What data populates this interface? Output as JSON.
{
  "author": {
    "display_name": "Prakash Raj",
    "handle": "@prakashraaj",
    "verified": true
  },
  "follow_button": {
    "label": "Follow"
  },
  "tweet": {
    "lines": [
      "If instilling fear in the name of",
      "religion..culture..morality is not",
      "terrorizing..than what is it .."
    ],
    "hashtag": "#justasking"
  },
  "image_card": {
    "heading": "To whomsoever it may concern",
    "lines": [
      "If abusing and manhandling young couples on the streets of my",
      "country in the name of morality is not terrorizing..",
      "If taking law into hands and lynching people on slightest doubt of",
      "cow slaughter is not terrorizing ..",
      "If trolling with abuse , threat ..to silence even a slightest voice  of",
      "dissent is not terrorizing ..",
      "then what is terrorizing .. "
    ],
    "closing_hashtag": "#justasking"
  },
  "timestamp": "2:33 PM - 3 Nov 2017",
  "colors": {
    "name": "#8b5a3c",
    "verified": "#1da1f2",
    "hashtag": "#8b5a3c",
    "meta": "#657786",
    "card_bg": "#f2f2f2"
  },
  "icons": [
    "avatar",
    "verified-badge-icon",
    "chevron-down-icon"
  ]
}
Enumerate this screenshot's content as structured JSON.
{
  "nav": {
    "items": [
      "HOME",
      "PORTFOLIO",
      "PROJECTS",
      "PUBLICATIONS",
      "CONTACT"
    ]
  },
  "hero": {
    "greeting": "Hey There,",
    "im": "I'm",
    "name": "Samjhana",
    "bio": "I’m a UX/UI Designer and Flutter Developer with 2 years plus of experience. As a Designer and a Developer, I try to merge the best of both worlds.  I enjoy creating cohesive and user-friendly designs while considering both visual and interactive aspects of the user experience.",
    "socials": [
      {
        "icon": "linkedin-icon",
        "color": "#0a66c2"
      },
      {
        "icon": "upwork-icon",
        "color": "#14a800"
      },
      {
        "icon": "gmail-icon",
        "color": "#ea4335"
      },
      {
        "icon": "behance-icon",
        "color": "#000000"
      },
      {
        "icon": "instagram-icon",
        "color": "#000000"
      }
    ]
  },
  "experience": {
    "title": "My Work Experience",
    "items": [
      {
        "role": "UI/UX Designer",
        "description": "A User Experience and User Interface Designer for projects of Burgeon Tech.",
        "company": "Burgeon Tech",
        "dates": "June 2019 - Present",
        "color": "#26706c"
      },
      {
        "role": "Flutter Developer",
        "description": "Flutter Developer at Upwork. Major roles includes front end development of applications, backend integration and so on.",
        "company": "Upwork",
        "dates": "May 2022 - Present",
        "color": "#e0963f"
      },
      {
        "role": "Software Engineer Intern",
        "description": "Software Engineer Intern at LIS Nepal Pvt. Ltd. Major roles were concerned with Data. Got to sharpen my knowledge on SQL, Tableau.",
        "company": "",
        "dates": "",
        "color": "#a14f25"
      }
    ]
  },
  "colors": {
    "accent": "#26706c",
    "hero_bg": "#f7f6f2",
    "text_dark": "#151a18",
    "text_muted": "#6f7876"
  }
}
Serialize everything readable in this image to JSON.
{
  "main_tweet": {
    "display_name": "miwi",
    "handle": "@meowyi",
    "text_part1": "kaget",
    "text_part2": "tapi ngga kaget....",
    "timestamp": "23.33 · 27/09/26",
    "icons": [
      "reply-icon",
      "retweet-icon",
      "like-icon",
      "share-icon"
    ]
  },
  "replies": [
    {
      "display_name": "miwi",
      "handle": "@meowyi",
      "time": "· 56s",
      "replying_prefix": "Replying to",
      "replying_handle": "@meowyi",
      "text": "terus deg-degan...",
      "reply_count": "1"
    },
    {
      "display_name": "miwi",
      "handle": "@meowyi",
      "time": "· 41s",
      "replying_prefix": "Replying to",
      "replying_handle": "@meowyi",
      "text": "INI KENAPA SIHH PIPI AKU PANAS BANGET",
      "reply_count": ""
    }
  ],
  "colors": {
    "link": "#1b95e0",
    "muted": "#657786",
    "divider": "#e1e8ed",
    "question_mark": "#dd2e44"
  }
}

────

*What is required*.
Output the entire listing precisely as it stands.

*Solution*.
What data populates this interface? Output as JSON.
{
  "author": {
    "display_name": "Prakash Raj",
    "handle": "@prakashraaj",
    "verified": true
  },
  "follow_button": {
    "label": "Follow"
  },
  "tweet": {
    "lines": [
      "If instilling fear in the name of",
      "religion..culture..morality is not",
      "terrorizing..than what is it .."
    ],
    "hashtag": "#justasking"
  },
  "image_card": {
    "heading": "To whomsoever it may concern",
    "lines": [
      "If abusing and manhandling young couples on the streets of my",
      "country in the name of morality is not terrorizing..",
      "If taking law into hands and lynching people on slightest doubt of",
      "cow slaughter is not terrorizing ..",
      "If trolling with abuse , threat ..to silence even a slightest voice  of",
      "dissent is not terrorizing ..",
      "then what is terrorizing .. "
    ],
    "closing_hashtag": "#justasking"
  },
  "timestamp": "2:33 PM - 3 Nov 2017",
  "colors": {
    "name": "#8b5a3c",
    "verified": "#1da1f2",
    "hashtag": "#8b5a3c",
    "meta": "#657786",
    "card_bg": "#f2f2f2"
  },
  "icons": [
    "avatar",
    "verified-badge-icon",
    "chevron-down-icon"
  ]
}
Enumerate this screenshot's content as structured JSON.
{
  "nav": {
    "items": [
      "HOME",
      "PORTFOLIO",
      "PROJECTS",
      "PUBLICATIONS",
      "CONTACT"
    ]
  },
  "hero": {
    "greeting": "Hey There,",
    "im": "I'm",
    "name": "Samjhana",
    "bio": "I’m a UX/UI Designer and Flutter Developer with 2 years plus of experience. As a Designer and a Developer, I try to merge the best of both worlds.  I enjoy creating cohesive and user-friendly designs while considering both visual and interactive aspects of the user experience.",
    "socials": [
      {
        "icon": "linkedin-icon",
        "color": "#0a66c2"
      },
      {
        "icon": "upwork-icon",
        "color": "#14a800"
      },
      {
        "icon": "gmail-icon",
        "color": "#ea4335"
      },
      {
        "icon": "behance-icon",
        "color": "#000000"
      },
      {
        "icon": "instagram-icon",
        "color": "#000000"
      }
    ]
  },
  "experience": {
    "title": "My Work Experience",
    "items": [
      {
        "role": "UI/UX Designer",
        "description": "A User Experience and User Interface Designer for projects of Burgeon Tech.",
        "company": "Burgeon Tech",
        "dates": "June 2019 - Present",
        "color": "#26706c"
      },
      {
        "role": "Flutter Developer",
        "description": "Flutter Developer at Upwork. Major roles includes front end development of applications, backend integration and so on.",
        "company": "Upwork",
        "dates": "May 2022 - Present",
        "color": "#e0963f"
      },
      {
        "role": "Software Engineer Intern",
        "description": "Software Engineer Intern at LIS Nepal Pvt. Ltd. Major roles were concerned with Data. Got to sharpen my knowledge on SQL, Tableau.",
        "company": "",
        "dates": "",
        "color": "#a14f25"
      }
    ]
  },
  "colors": {
    "accent": "#26706c",
    "hero_bg": "#f7f6f2",
    "text_dark": "#151a18",
    "text_muted": "#6f7876"
  }
}
Serialize everything readable in this image to JSON.
{
  "main_tweet": {
    "display_name": "miwi",
    "handle": "@meowyi",
    "text_part1": "kaget",
    "text_part2": "tapi ngga kaget....",
    "timestamp": "23.33 · 27/09/26",
    "icons": [
      "reply-icon",
      "retweet-icon",
      "like-icon",
      "share-icon"
    ]
  },
  "replies": [
    {
      "display_name": "miwi",
      "handle": "@meowyi",
      "time": "· 56s",
      "replying_prefix": "Replying to",
      "replying_handle": "@meowyi",
      "text": "terus deg-degan...",
      "reply_count": "1"
    },
    {
      "display_name": "miwi",
      "handle": "@meowyi",
      "time": "· 41s",
      "replying_prefix": "Replying to",
      "replying_handle": "@meowyi",
      "text": "INI KENAPA SIHH PIPI AKU PANAS BANGET",
      "reply_count": ""
    }
  ],
  "colors": {
    "link": "#1b95e0",
    "muted": "#657786",
    "divider": "#e1e8ed",
    "question_mark": "#dd2e44"
  }
}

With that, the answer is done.